___ Available data ___
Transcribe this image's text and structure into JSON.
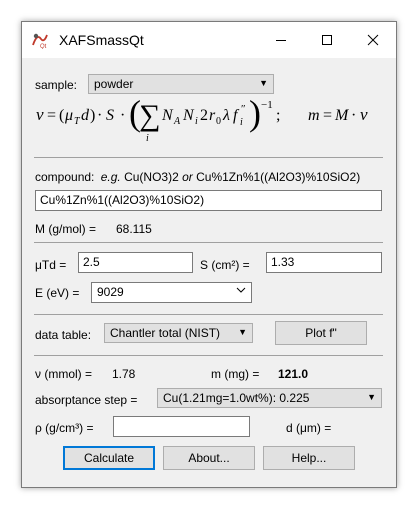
{
  "window": {
    "title": "XAFSmassQt",
    "icon": "xafs-app-icon"
  },
  "sample": {
    "label": "sample:",
    "value": "powder"
  },
  "compound": {
    "label": "compound:",
    "example_prefix": "e.g.",
    "example_1": "Cu(NO3)2",
    "or_word": "or",
    "example_2": "Cu%1Zn%1((Al2O3)%10SiO2)",
    "value": "Cu%1Zn%1((Al2O3)%10SiO2)"
  },
  "molar_mass": {
    "label": "M (g/mol) =",
    "value": "68.115"
  },
  "mu_d": {
    "label": "μTd =",
    "value": "2.5"
  },
  "area": {
    "label": "S (cm²) =",
    "value": "1.33"
  },
  "energy": {
    "label": "E (eV) =",
    "value": "9029"
  },
  "data_table": {
    "label": "data table:",
    "value": "Chantler total (NIST)"
  },
  "plot_button": "Plot f\"",
  "nu": {
    "label": "ν (mmol) =",
    "value": "1.78"
  },
  "mass": {
    "label": "m (mg) =",
    "value": "121.0"
  },
  "absorptance": {
    "label": "absorptance step =",
    "value": "Cu(1.21mg=1.0wt%): 0.225"
  },
  "density": {
    "label": "ρ (g/cm³) =",
    "value": ""
  },
  "thickness": {
    "label": "d (μm) ="
  },
  "buttons": {
    "calculate": "Calculate",
    "about": "About...",
    "help": "Help..."
  },
  "colors": {
    "accent": "#0078d7",
    "window_bg": "#f0f0f0"
  }
}
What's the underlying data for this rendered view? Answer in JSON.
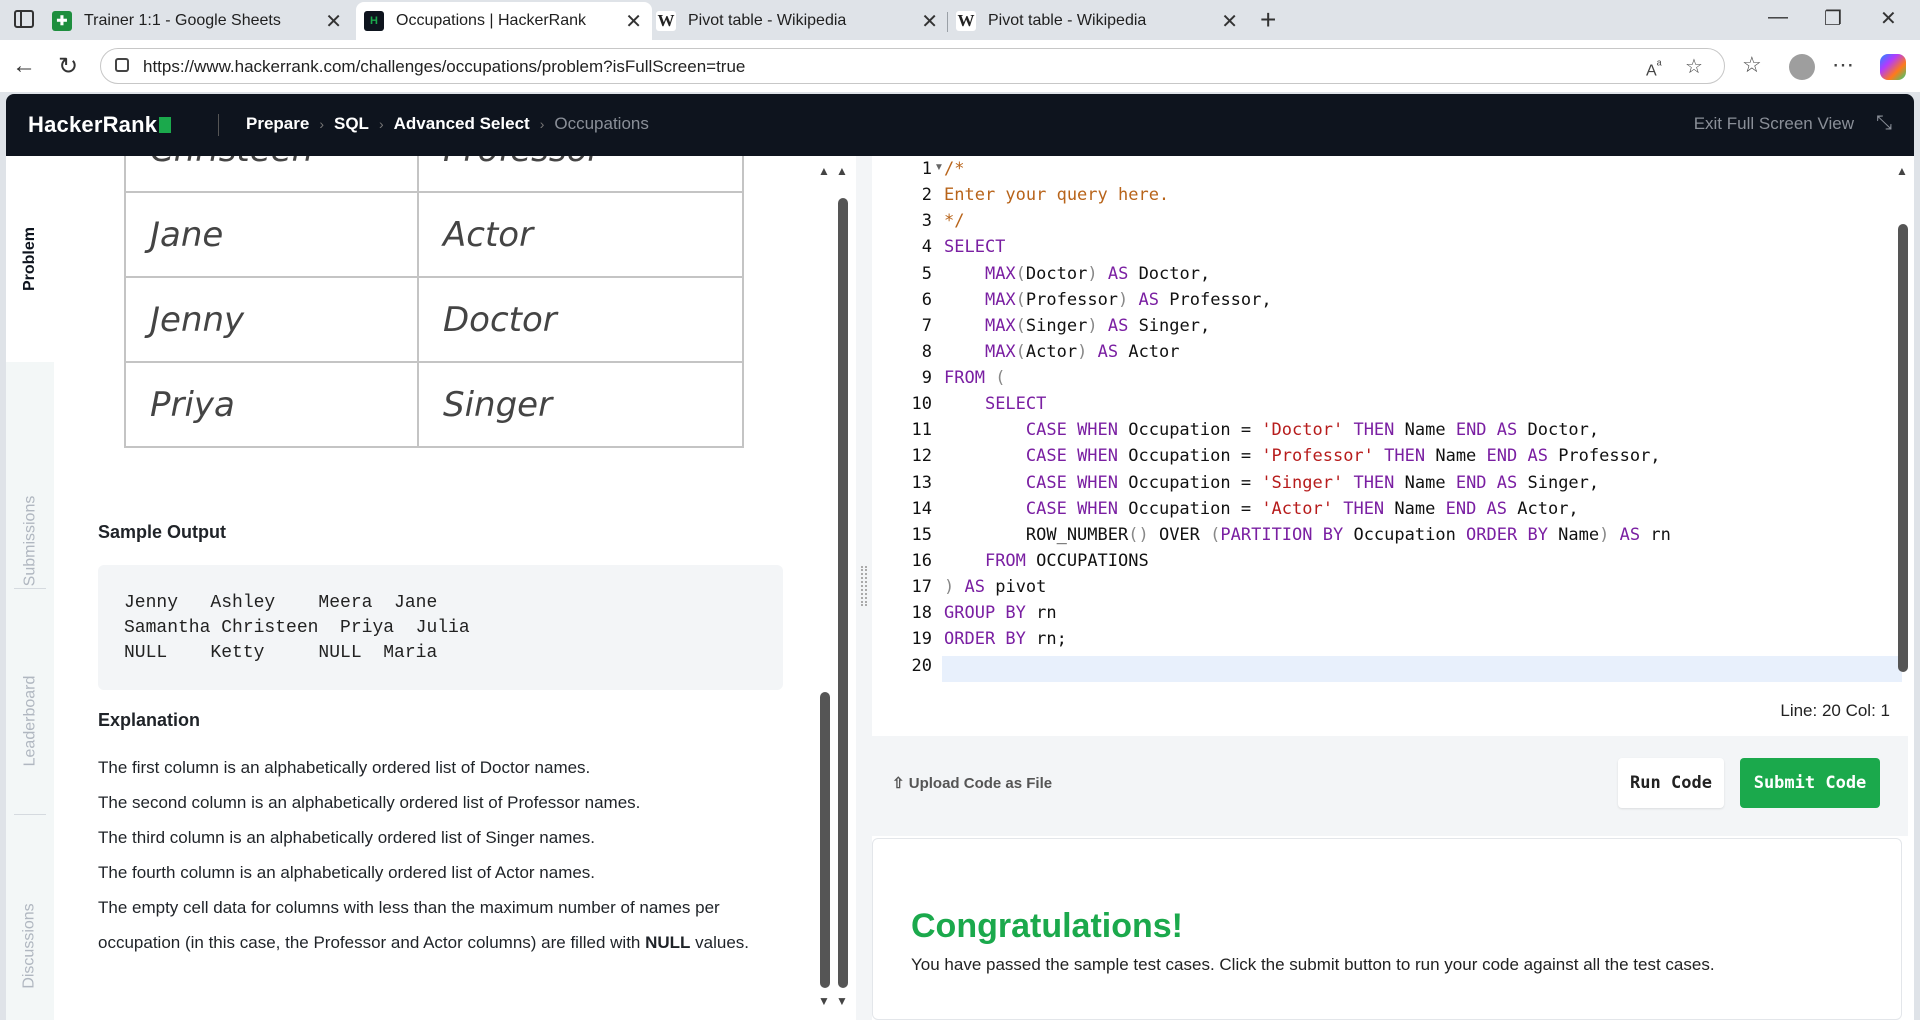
{
  "browser": {
    "tabs": [
      {
        "title": "Trainer 1:1 - Google Sheets",
        "icon": "sheets-icon",
        "active": false
      },
      {
        "title": "Occupations | HackerRank",
        "icon": "hackerrank-icon",
        "active": true
      },
      {
        "title": "Pivot table - Wikipedia",
        "icon": "wikipedia-icon",
        "active": false
      },
      {
        "title": "Pivot table - Wikipedia",
        "icon": "wikipedia-icon",
        "active": false
      }
    ],
    "url": "https://www.hackerrank.com/challenges/occupations/problem?isFullScreen=true"
  },
  "header": {
    "logo": "HackerRank",
    "breadcrumbs": [
      "Prepare",
      "SQL",
      "Advanced Select",
      "Occupations"
    ],
    "exit_label": "Exit Full Screen View"
  },
  "sidenav": [
    "Problem",
    "Submissions",
    "Leaderboard",
    "Discussions"
  ],
  "problem": {
    "table_rows": [
      [
        "Christeen",
        "Professor"
      ],
      [
        "Jane",
        "Actor"
      ],
      [
        "Jenny",
        "Doctor"
      ],
      [
        "Priya",
        "Singer"
      ]
    ],
    "sample_output_heading": "Sample Output",
    "sample_output": "Jenny   Ashley    Meera  Jane\nSamantha Christeen  Priya  Julia\nNULL    Ketty     NULL  Maria",
    "explanation_heading": "Explanation",
    "explanation": [
      "The first column is an alphabetically ordered list of Doctor names.",
      "The second column is an alphabetically ordered list of Professor names.",
      "The third column is an alphabetically ordered list of Singer names.",
      "The fourth column is an alphabetically ordered list of Actor names.",
      "The empty cell data for columns with less than the maximum number of names per"
    ],
    "explanation_last_pre": "occupation (in this case, the Professor and Actor columns) are filled with ",
    "explanation_last_bold": "NULL",
    "explanation_last_post": " values."
  },
  "editor": {
    "line_numbers": [
      "1",
      "2",
      "3",
      "4",
      "5",
      "6",
      "7",
      "8",
      "9",
      "10",
      "11",
      "12",
      "13",
      "14",
      "15",
      "16",
      "17",
      "18",
      "19",
      "20"
    ],
    "status": "Line: 20 Col: 1"
  },
  "actions": {
    "upload_label": "Upload Code as File",
    "run_label": "Run Code",
    "submit_label": "Submit Code"
  },
  "result": {
    "title": "Congratulations!",
    "message": "You have passed the sample test cases. Click the submit button to run your code against all the test cases."
  },
  "colors": {
    "brand_green": "#1ba94c",
    "header_bg": "#0e141e"
  }
}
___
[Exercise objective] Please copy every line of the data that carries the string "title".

[Response area]
    "title": "XAFSmassQt",
        "title": "Trainer 1:1 - Google Sheets",
        "title": "Occupations | HackerRank",
        "title": "Pivot table - Wikipedia",
        "title": "Pivot table - Wikipedia",
    "title": "Congratulations!",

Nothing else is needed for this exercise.